Edson: 50 Years Ago: Michigan’s Best-Ever High School Hoops Team

Fifty years ago this week, the greatest boys basketball team in Michigan high school history began their march toward a Class A state championship.

It’s also the first year my dad – a longtime basketball coach – took my brother and I to the state finals at Jenison Fieldhouse at Michigan State.

What I saw that year in 1967 not only left me in awe, but also everyone else who watched the Detroit Pershing Doughboys. They not only had five future professional athletes on their team, but two of them became NBA all-stars – Spencer Haywood and Ralph Simpson.

Pershing played in the Detroit Public School League, the PSL. The school was named after the great World War I General John J. Pershing, whose Doughboys helped the U.S. prevail. The term “doughboys” was gradually replaced during World War II by “G.I.”

That fighting spirit of the Doughboys was very much alive in the 1967 Detroit Pershing basketball team, which was coached by the legendary Will Robinson.

But for all the talent on the team, Robinson still faced obstacles during the season.
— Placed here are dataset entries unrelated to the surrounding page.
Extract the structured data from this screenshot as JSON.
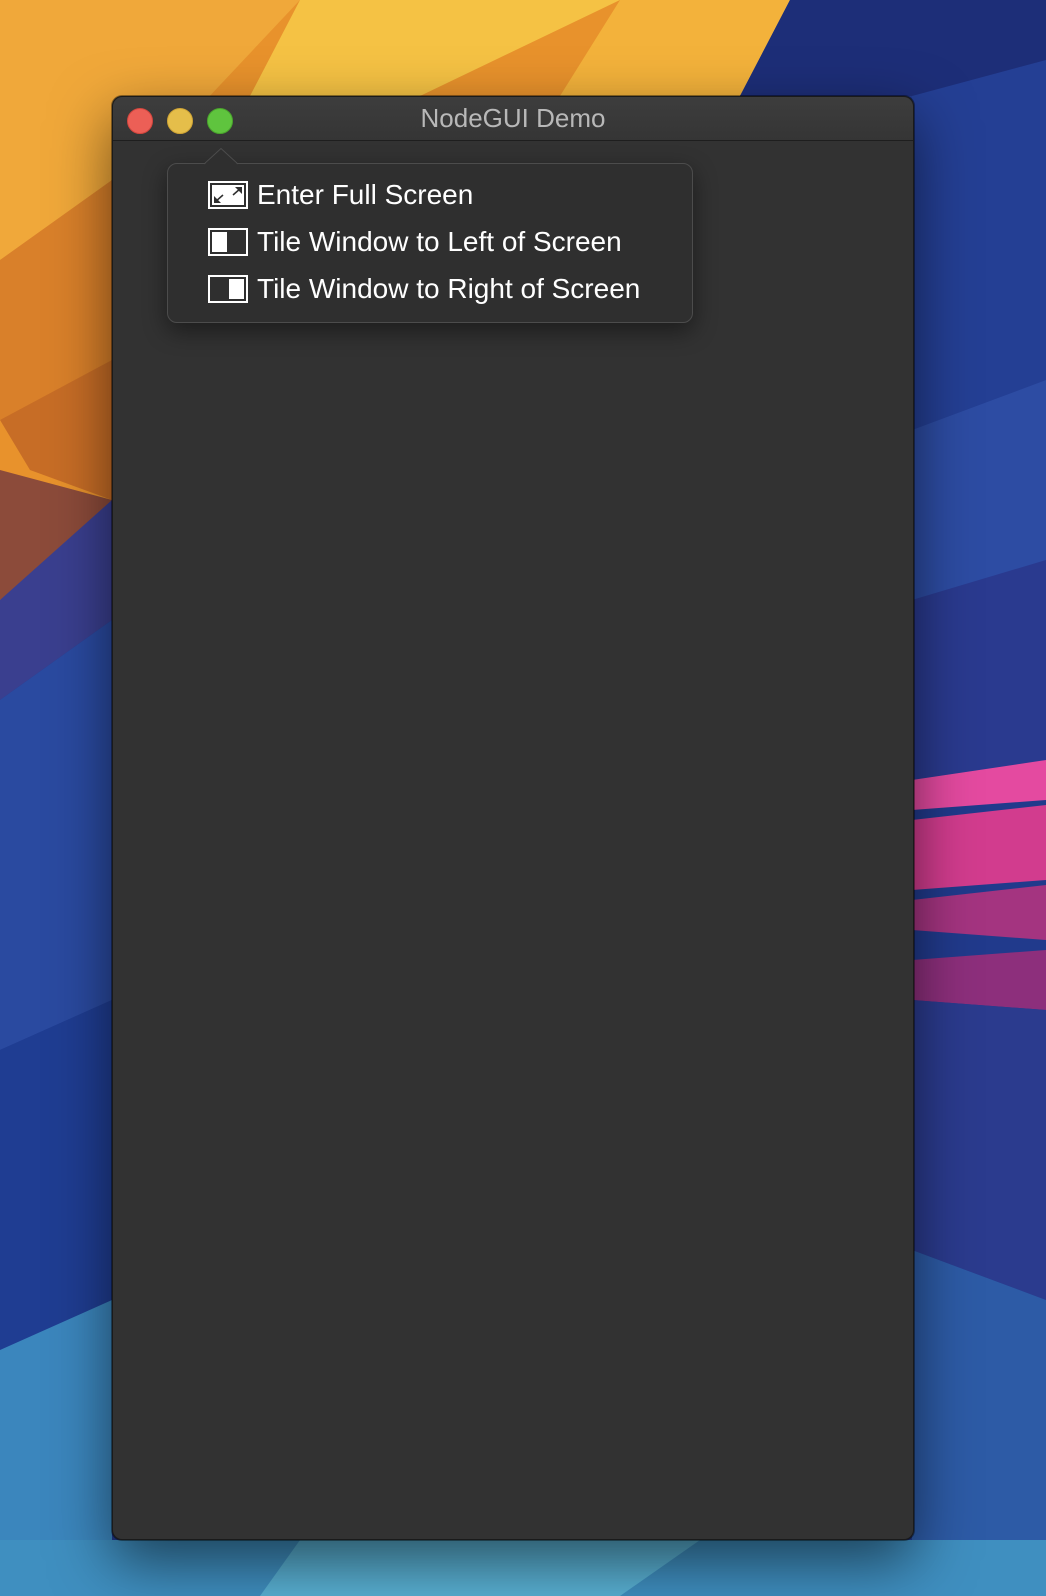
{
  "window": {
    "title": "NodeGUI Demo"
  },
  "titlebar": {
    "buttons": [
      {
        "name": "close",
        "color": "#ec5f56"
      },
      {
        "name": "minimize",
        "color": "#e5be4a"
      },
      {
        "name": "zoom",
        "color": "#5fc43e"
      }
    ]
  },
  "popover_menu": {
    "items": [
      {
        "label": "Enter Full Screen",
        "icon": "fullscreen-icon"
      },
      {
        "label": "Tile Window to Left of Screen",
        "icon": "tile-left-icon"
      },
      {
        "label": "Tile Window to Right of Screen",
        "icon": "tile-right-icon"
      }
    ]
  },
  "colors": {
    "window_background": "#323232",
    "titlebar_background": "#3a3a3a",
    "menu_text": "#ffffff",
    "title_text": "#b8b8b8"
  }
}
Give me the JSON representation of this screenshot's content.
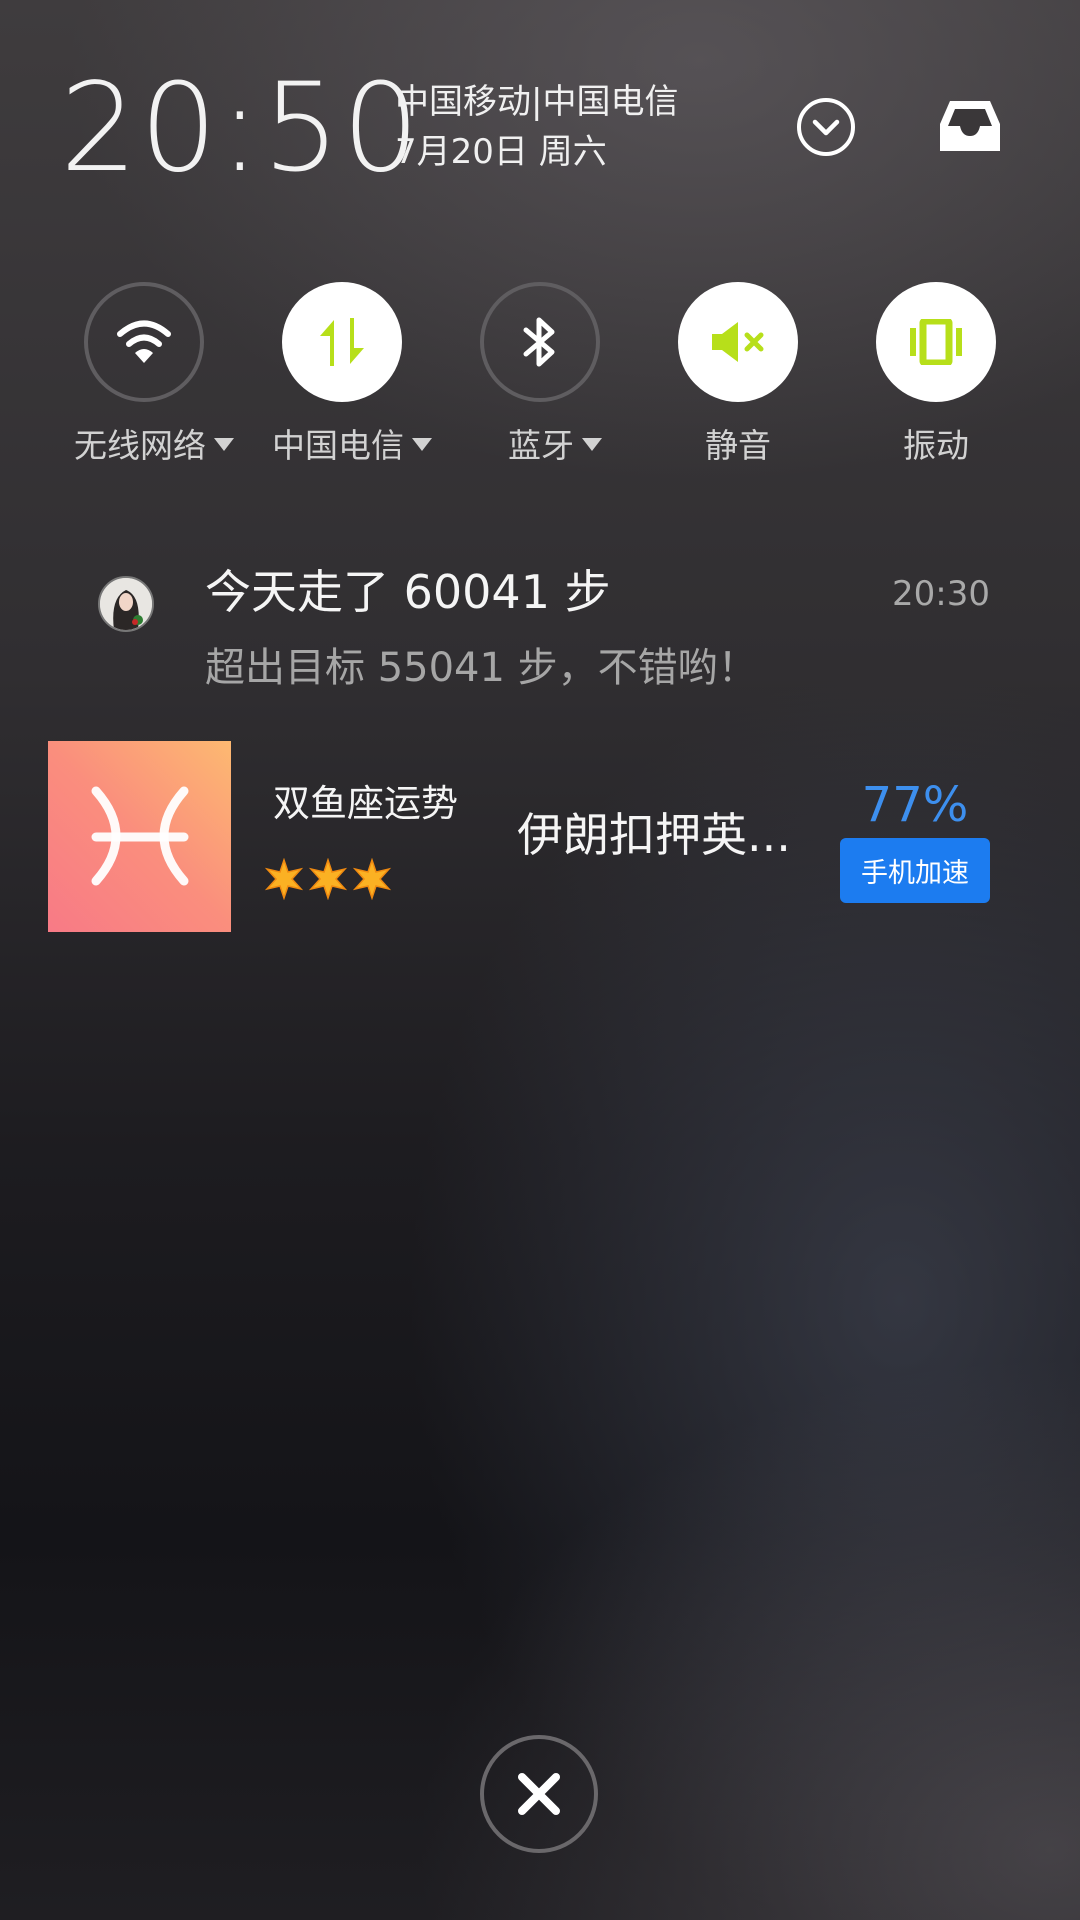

One of those was his all-black team playing basketball months after the race riots in Detroit during the summer of 1967. He expected his players to play more than one sport and he stressed education above all else. If they didn’t perform in the classroom, they didn’t get to perform on his team.

“Coach didn’t show any favoritism,” said Simpson, a junior on that 1967 team. “If you didn’t succeed academically, it didn’t matter how good you were athletically – you didn’t play.”

His players responded, both in the classroom and on the court. His best player was the 6-foot-8 Haywood. How good was the future NBA star? At age 19, he would anchor the gold medal U.S. team in the 1968 Olympics in Mexico City.

He played one year of college basketball at the University of Detroit and averaged 32 points and 21 rebounds a game. He made history after that year by becoming the first college athlete to declare “hardship” and jump to the pros. He played 12 years and was a 4-time NBA All-Star.

While Haywood was the inside force, Simpson was Mr. Outside. He played one year at Michigan State, averaged 29 points per game, then went on to the NBA. He was the only high school player in the nation invited to try out for the 1968 Olympic basketball team. He played 10 years in the ABA and NBA.

Two of the other starters – Glenn Doughty and Paul Seal – played in the NFL. Point guard Marvin Lane played briefly for the Detroit Tigers in the 1970s.

Despite all that talent, Pershing wasn’t ranked No. 1 in Class A heading into the 1967 tournament. That honor belonged to fellow PSL school Detroit Northwestern, which beat Pershing during the regular season and featured future baseball star John Mayberry.

But during the tournament, an inspired Haywood led Pershing to the state championship, capped by Simpson’s record 43-point performance in a 90-66 win over Flint Central in the finals.

That was the game where my brother and I bolted to our feet many times as we witnessed high school players who could throw pinpoint behind-the-back passes and dunk behind their heads.

Even today, that Pershing team is still acknowledged as the best team, as people who were at the state championship game will attest.

Roger Norkoli of Traverse City remarked, “That 1967 Pershing team was absolutely the best team in Michigan high school history. I saw that game from a different perspective. Our team got beat in the C semis the night before by one on a buzzer beater by Mt. Pleasant SH. The Lansing State Journal article the next day said that Wakefield could play with any of the teams left in the tourney regardless of class. MPSH won C easily. Menominee won B and we were team of the year in the UP, not them. So we agreed with the article……until the A final. As contestants, we got to sit in a bullpen area right under one of the buckets. Wow, what a show! And that was before the game even began. We made the long drive back to the west end of the U.P. knowing that no matter how hard we worked there was no way we could play that kind of game.”

Jeff Fuda had a unique perspective on the game. “I not only saw the championship game, but played in the PSL that year from Cooley High School. Northwestern always had good basketball teams but played over their heads to beat Pershing. Pershing was and still is, the best high school team ever assembled in Michigan.”

My brother and I still talk about that 1967 state championship game as if it was yesterday. We still talk about the weekends in East Lansing we spent with our dad every year.

We saw some great games and some great players over those decades. But we never saw any squad as good as the 1967 Detroit Pershing basketball team. Chances are, no one else has either.

Nick Edson is a retired Hall of Fame columnist and sportswriter. He worked 25 years at the Traverse City Record-Eagle, 18 as sports editor. He is a two-time president of the Associated Press Sports Editors Association and a member of the Michigan Basketball Coaches Hall of Fame.

Categories: Boys Basketball